[Component data from apps and pages]
● ● ● ● ● ● ●
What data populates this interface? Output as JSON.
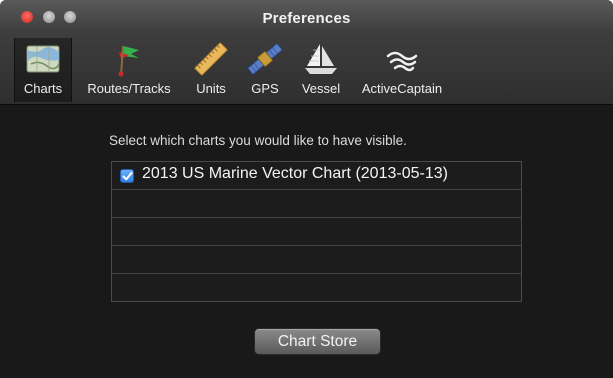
{
  "window": {
    "title": "Preferences"
  },
  "toolbar": {
    "items": [
      {
        "label": "Charts",
        "icon": "chart-map-icon",
        "selected": true
      },
      {
        "label": "Routes/Tracks",
        "icon": "flag-icon",
        "selected": false
      },
      {
        "label": "Units",
        "icon": "ruler-icon",
        "selected": false
      },
      {
        "label": "GPS",
        "icon": "satellite-icon",
        "selected": false
      },
      {
        "label": "Vessel",
        "icon": "sailboat-icon",
        "selected": false
      },
      {
        "label": "ActiveCaptain",
        "icon": "waves-icon",
        "selected": false
      }
    ]
  },
  "charts_pane": {
    "instruction": "Select which charts you would like to have visible.",
    "charts": [
      {
        "name": "2013 US Marine Vector Chart (2013-05-13)",
        "checked": true
      }
    ],
    "store_button_label": "Chart Store"
  },
  "colors": {
    "background": "#1a1a1a",
    "accent_check": "#2f7ee0",
    "close_button": "#e0443b"
  }
}
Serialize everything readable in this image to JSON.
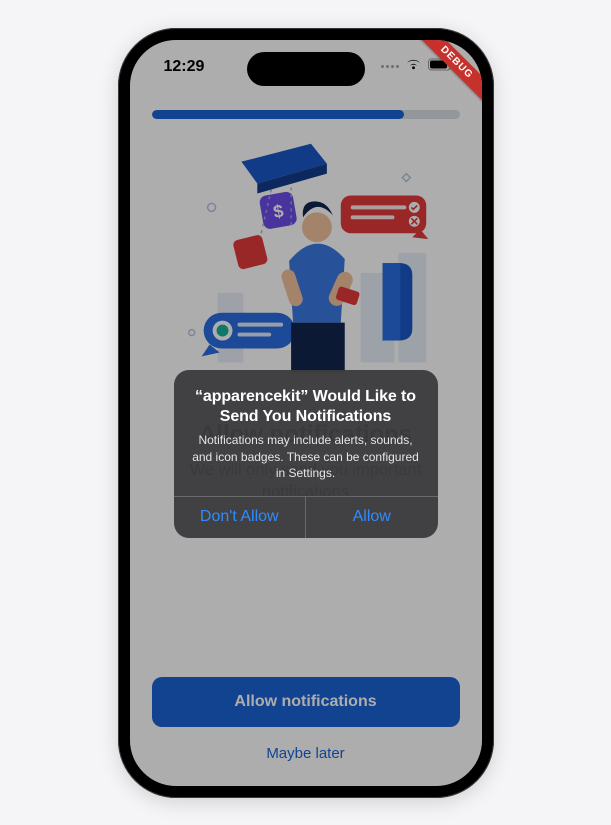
{
  "status": {
    "time": "12:29"
  },
  "debug": {
    "label": "DEBUG"
  },
  "progress": {
    "percent": 82
  },
  "page": {
    "title": "Allow notifications",
    "subtitle": "We will only send you important notifications",
    "primary_button": "Allow notifications",
    "secondary_link": "Maybe later"
  },
  "alert": {
    "title": "“apparencekit” Would Like to Send You Notifications",
    "message": "Notifications may include alerts, sounds, and icon badges. These can be configured in Settings.",
    "dont_allow": "Don't Allow",
    "allow": "Allow"
  },
  "colors": {
    "accent": "#1a63d6",
    "ios_blue": "#2e8cff",
    "debug_red": "#c6322b"
  }
}
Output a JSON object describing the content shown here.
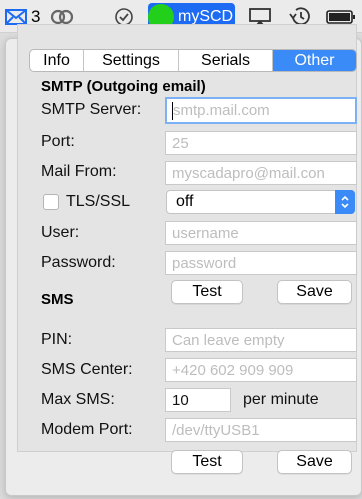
{
  "menubar": {
    "mail_count": "3",
    "app_name": "mySCD",
    "icons": [
      "mail-icon",
      "creative-cloud-icon",
      "checkmark-circle-icon",
      "status-dot-icon",
      "airplay-icon",
      "time-machine-icon",
      "battery-icon"
    ],
    "accent": "#1d6bf3",
    "status_color": "#22d01b"
  },
  "tabs": [
    {
      "label": "Info",
      "active": false
    },
    {
      "label": "Settings",
      "active": false
    },
    {
      "label": "Serials",
      "active": false
    },
    {
      "label": "Other",
      "active": true
    }
  ],
  "smtp": {
    "title": "SMTP (Outgoing email)",
    "server_label": "SMTP Server:",
    "server_placeholder": "smtp.mail.com",
    "port_label": "Port:",
    "port_placeholder": "25",
    "from_label": "Mail From:",
    "from_placeholder": "myscadapro@mail.con",
    "tls_label": "TLS/SSL",
    "tls_checked": false,
    "tls_value": "off",
    "user_label": "User:",
    "user_placeholder": "username",
    "password_label": "Password:",
    "password_placeholder": "password",
    "test_label": "Test",
    "save_label": "Save"
  },
  "sms": {
    "title": "SMS",
    "pin_label": "PIN:",
    "pin_placeholder": "Can leave empty",
    "center_label": "SMS Center:",
    "center_placeholder": "+420 602 909 909",
    "max_label": "Max SMS:",
    "max_value": "10",
    "max_unit": "per minute",
    "modem_label": "Modem Port:",
    "modem_placeholder": "/dev/ttyUSB1",
    "test_label": "Test",
    "save_label": "Save"
  }
}
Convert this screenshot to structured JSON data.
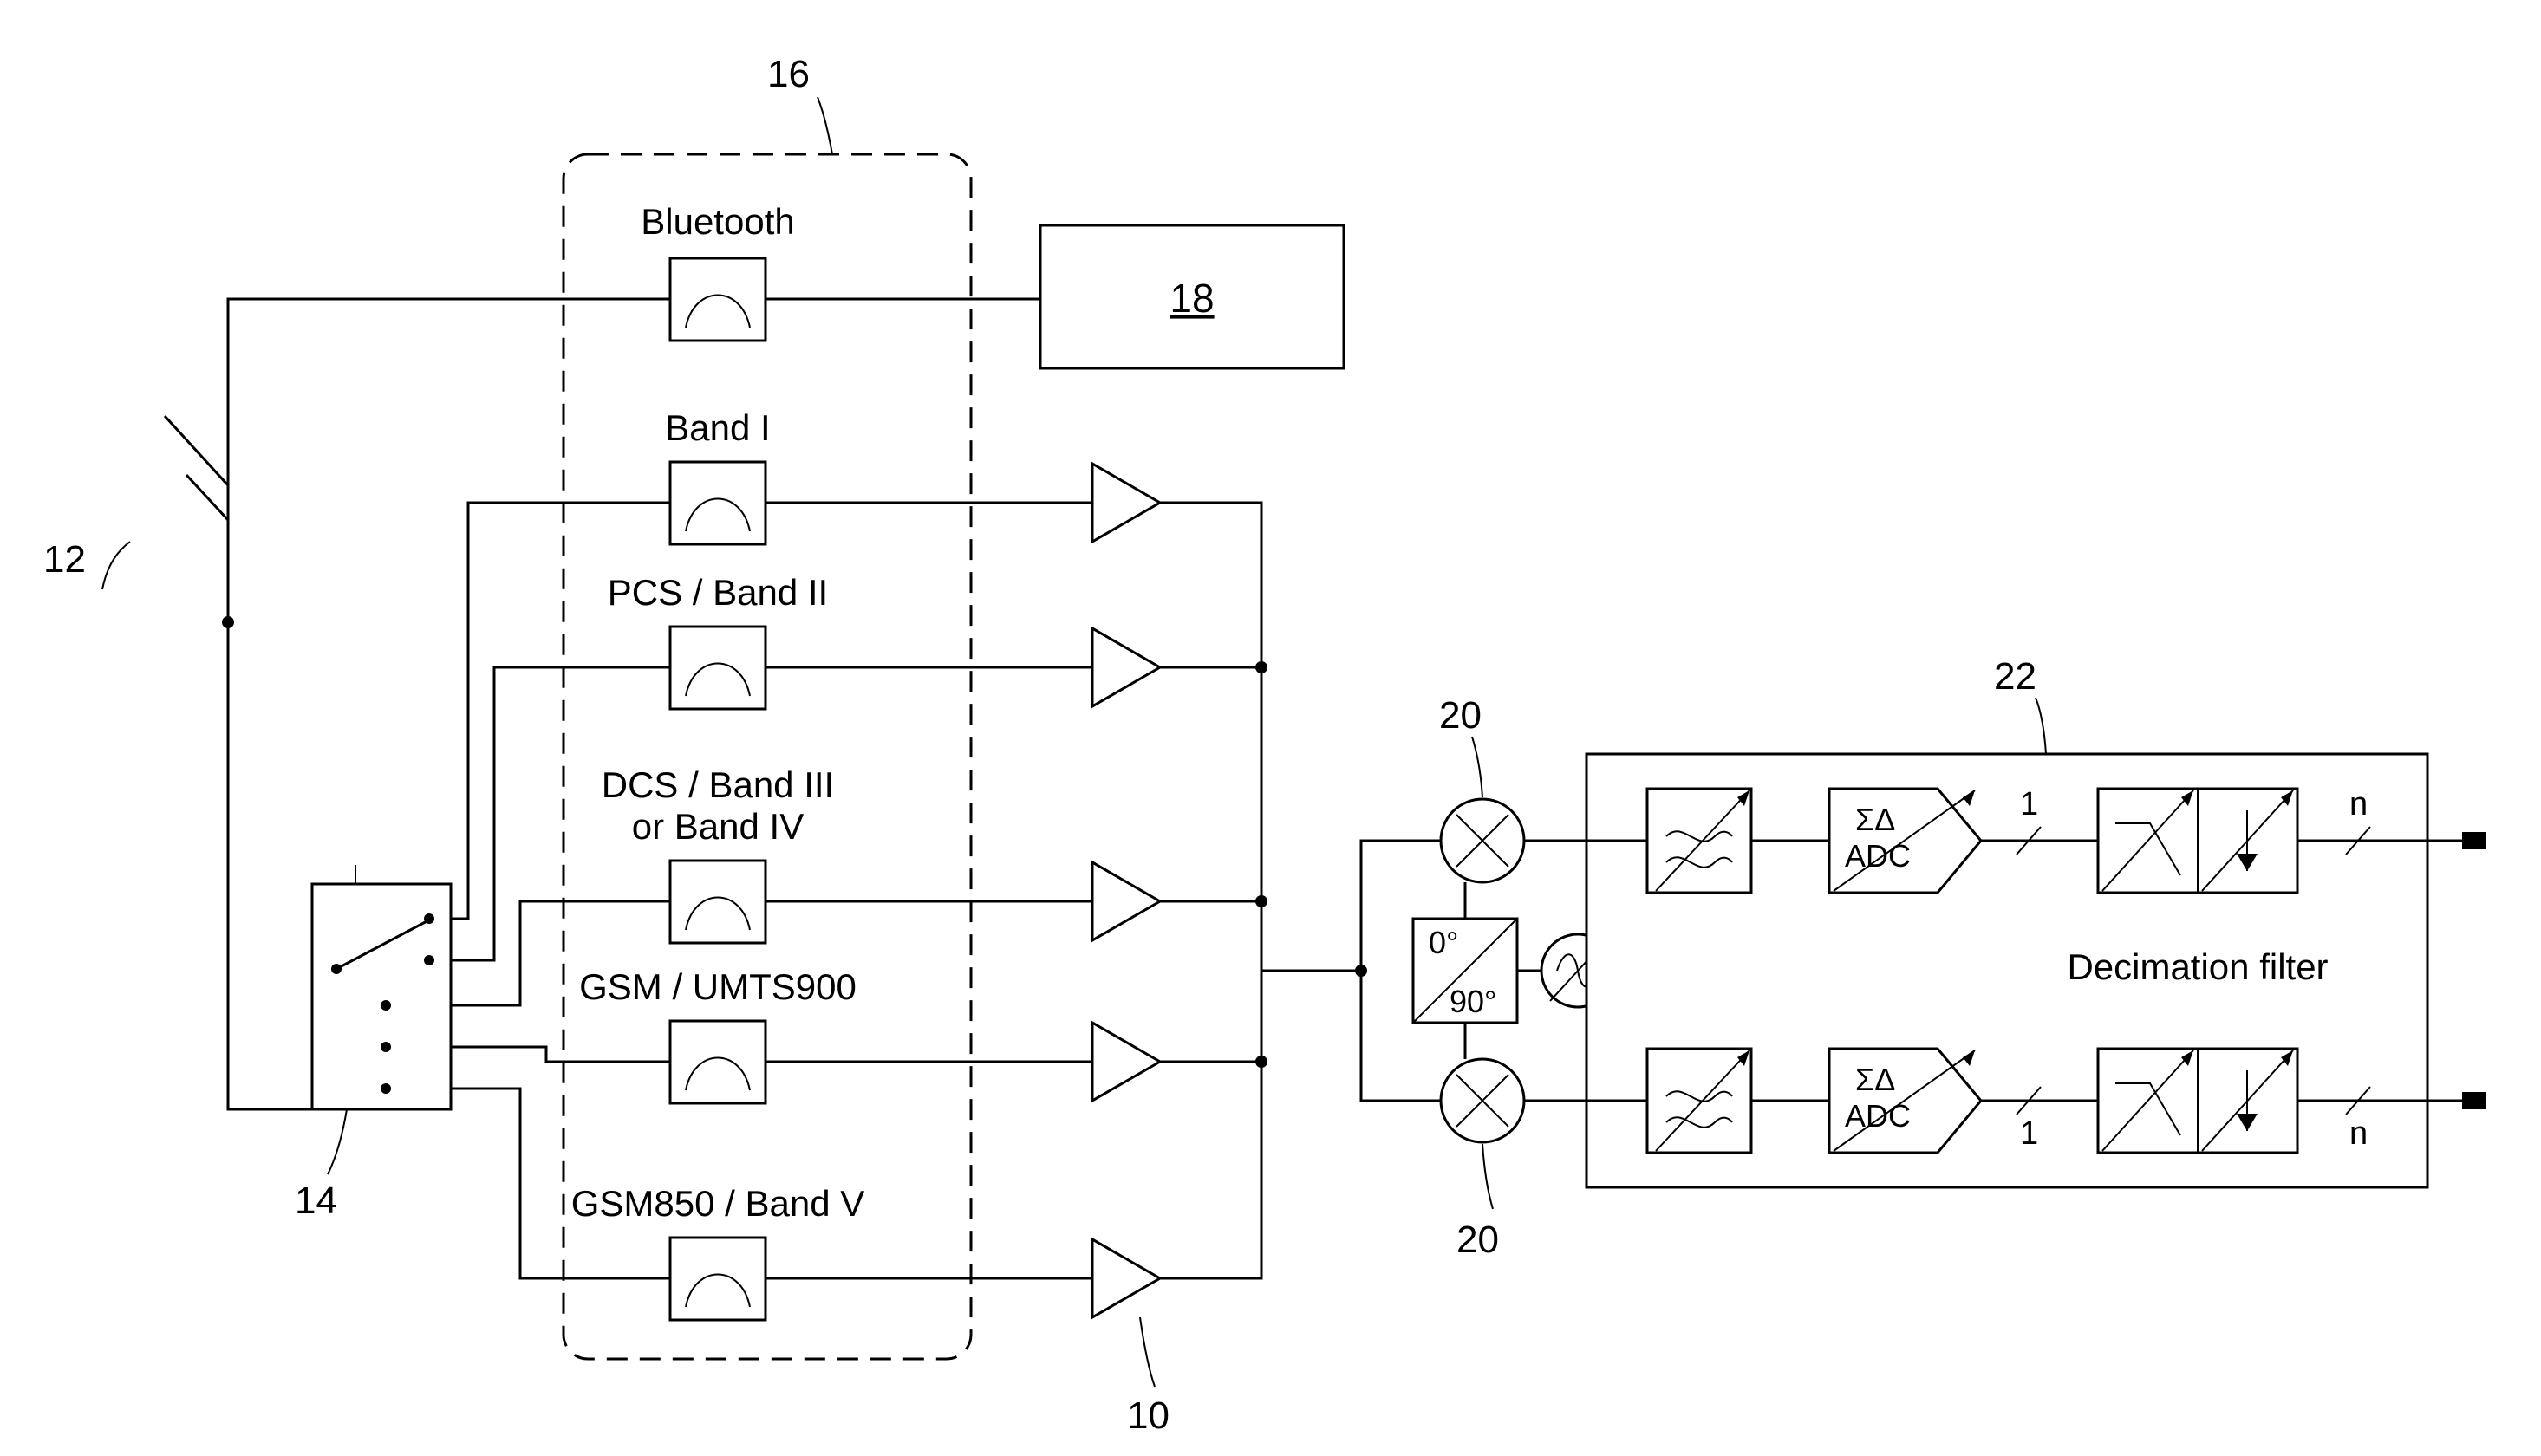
{
  "refs": {
    "antenna": "12",
    "switch": "14",
    "filter_bank": "16",
    "bt_block": "18",
    "lna": "10",
    "mixer_top": "20",
    "mixer_bottom": "20",
    "adc_block": "22"
  },
  "filters": {
    "bluetooth": "Bluetooth",
    "band1": "Band I",
    "band2": "PCS / Band II",
    "band3_line1": "DCS / Band III",
    "band3_line2": "or Band IV",
    "band4": "GSM / UMTS900",
    "band5": "GSM850 / Band V"
  },
  "iq": {
    "zero": "0°",
    "ninety": "90°"
  },
  "adc": {
    "sigma_delta": "ΣΔ",
    "label": "ADC",
    "one_bit": "1",
    "n_bit": "n",
    "decimation": "Decimation filter"
  }
}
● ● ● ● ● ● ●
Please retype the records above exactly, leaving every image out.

What data populates this interface? Output as JSON.
{
  "window": {
    "title": "Preferences"
  },
  "toolbar": {
    "items": [
      {
        "label": "Charts",
        "icon": "chart-map-icon",
        "selected": true
      },
      {
        "label": "Routes/Tracks",
        "icon": "flag-icon",
        "selected": false
      },
      {
        "label": "Units",
        "icon": "ruler-icon",
        "selected": false
      },
      {
        "label": "GPS",
        "icon": "satellite-icon",
        "selected": false
      },
      {
        "label": "Vessel",
        "icon": "sailboat-icon",
        "selected": false
      },
      {
        "label": "ActiveCaptain",
        "icon": "waves-icon",
        "selected": false
      }
    ]
  },
  "charts_pane": {
    "instruction": "Select which charts you would like to have visible.",
    "charts": [
      {
        "name": "2013 US Marine Vector Chart (2013-05-13)",
        "checked": true
      }
    ],
    "store_button_label": "Chart Store"
  },
  "colors": {
    "background": "#1a1a1a",
    "accent_check": "#2f7ee0",
    "close_button": "#e0443b"
  }
}
Serialize everything readable in this image to JSON.
{
  "status": {
    "time": "12:29"
  },
  "debug": {
    "label": "DEBUG"
  },
  "progress": {
    "percent": 82
  },
  "page": {
    "title": "Allow notifications",
    "subtitle": "We will only send you important notifications",
    "primary_button": "Allow notifications",
    "secondary_link": "Maybe later"
  },
  "alert": {
    "title": "“apparencekit” Would Like to Send You Notifications",
    "message": "Notifications may include alerts, sounds, and icon badges. These can be configured in Settings.",
    "dont_allow": "Don't Allow",
    "allow": "Allow"
  },
  "colors": {
    "accent": "#1a63d6",
    "ios_blue": "#2e8cff",
    "debug_red": "#c6322b"
  }
}
Output a JSON object describing the content shown here.
{
  "menubar": {
    "mail_count": "3",
    "app_name": "mySCD",
    "icons": [
      "mail-icon",
      "creative-cloud-icon",
      "checkmark-circle-icon",
      "status-dot-icon",
      "airplay-icon",
      "time-machine-icon",
      "battery-icon"
    ],
    "accent": "#1d6bf3",
    "status_color": "#22d01b"
  },
  "tabs": [
    {
      "label": "Info",
      "active": false
    },
    {
      "label": "Settings",
      "active": false
    },
    {
      "label": "Serials",
      "active": false
    },
    {
      "label": "Other",
      "active": true
    }
  ],
  "smtp": {
    "title": "SMTP (Outgoing email)",
    "server_label": "SMTP Server:",
    "server_placeholder": "smtp.mail.com",
    "port_label": "Port:",
    "port_placeholder": "25",
    "from_label": "Mail From:",
    "from_placeholder": "myscadapro@mail.con",
    "tls_label": "TLS/SSL",
    "tls_checked": false,
    "tls_value": "off",
    "user_label": "User:",
    "user_placeholder": "username",
    "password_label": "Password:",
    "password_placeholder": "password",
    "test_label": "Test",
    "save_label": "Save"
  },
  "sms": {
    "title": "SMS",
    "pin_label": "PIN:",
    "pin_placeholder": "Can leave empty",
    "center_label": "SMS Center:",
    "center_placeholder": "+420 602 909 909",
    "max_label": "Max SMS:",
    "max_value": "10",
    "max_unit": "per minute",
    "modem_label": "Modem Port:",
    "modem_placeholder": "/dev/ttyUSB1",
    "test_label": "Test",
    "save_label": "Save"
  }
}
Convert this screenshot to structured JSON data.
{
  "refs": {
    "antenna": "12",
    "switch": "14",
    "filter_bank": "16",
    "bt_block": "18",
    "lna": "10",
    "mixer_top": "20",
    "mixer_bottom": "20",
    "adc_block": "22"
  },
  "filters": {
    "bluetooth": "Bluetooth",
    "band1": "Band I",
    "band2": "PCS / Band II",
    "band3_line1": "DCS / Band III",
    "band3_line2": "or Band IV",
    "band4": "GSM / UMTS900",
    "band5": "GSM850 / Band V"
  },
  "iq": {
    "zero": "0°",
    "ninety": "90°"
  },
  "adc": {
    "sigma_delta": "ΣΔ",
    "label": "ADC",
    "one_bit": "1",
    "n_bit": "n",
    "decimation": "Decimation filter"
  }
}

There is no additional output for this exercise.